Liberian President and Nobel Peace Prize laureate Ellen Johnson-Sirleaf on Saturday called on voters to ignore calls from her challenger, Winston Tubman, to boycott the Nov. 8 election in which she looks set to win.
REUTERS - Liberia’s president urged voters to go to the polls this week and to ignore a boycott by the opposition. Campaigning for the Nov. 8 presidential runoff ends at midnight Sunday, and incumbent President Ellen Johnson Sirleaf is likely to remain unopposed. Her supporters drove around Monrovia Sunday calling for support over amplifiers mounted on pickups.
Liberia’s leading opposition candidate Winston Tubman had said he was pulling out of the presidential runoff election.
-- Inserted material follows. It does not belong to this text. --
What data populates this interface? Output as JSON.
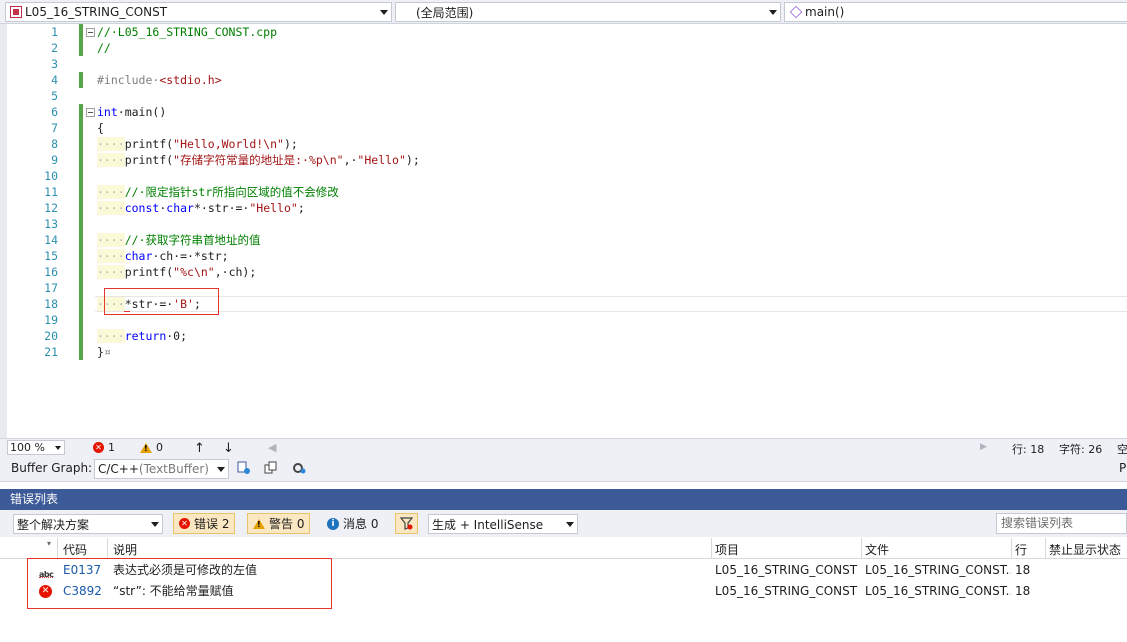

He told The Associated Press Friday that he was boycotting the runoff because he was not convinced the process would be fair.
President Sirleaf accused Tubman of violating the constitution as she spoke to her Unity Party supporters in an address carried lived on radio and television Saturday.
“On Nov. 8, I urge you to go out and cast your vote for your favorite candidates,” she said. “Do not succumb to fear and intimidation. Do not allow any politician to hold our country hostage.” “If this is how they run their party, think of how they would run this country,” she said of Tubman and his Congress for Democratic Change party.
This is not the first time that Tubman’s party has threatened a boycott. When it became clear in October that incumbent President Sirleaf was leading the first round of voting with over 45 percent, the Congress for Democratic Change joined seven other opposition parties in signing a statement saying they were pulling out of the presidential poll.
They rejoined the electoral process days later, after the chairman of the National Elections Commission resigned following allegations he favored Sirleaf, the country’s Harvard-educated president who was just awarded this year’s Nobel Peace Prize. Sirleaf won the first round of voting but failed to reach the threshold needed to avoid a runoff.
Tubman’s decision to boycott the runoff would guarantee victory for the country’s ruling party but would rob the electoral process of its legitimacy. “The election machinery is still flawed, as it was in the first round,” Tubman said.
The U.S. State Department said it was “deeply disappointed” by the decision of the CDC to boycott the runoff election. “Participation in elections is a fundamental part of democracy,” a statement attributed to State Department spokeswoman Victoria Nuland said Saturday. “We commend all Liberians for their peaceful participation in the elections, and encourage all Liberians to exercise their political voice and vote.”
It said the CDC’s charges that the first round was fraudulent were “unsubstantiated.” The international community, including the United States, will send observers to monitor the election process, it said. Sirleaf is expected to address a rally before her house in the Sinkor district of Monrovia Sunday evening.
Date created : 2011-11-05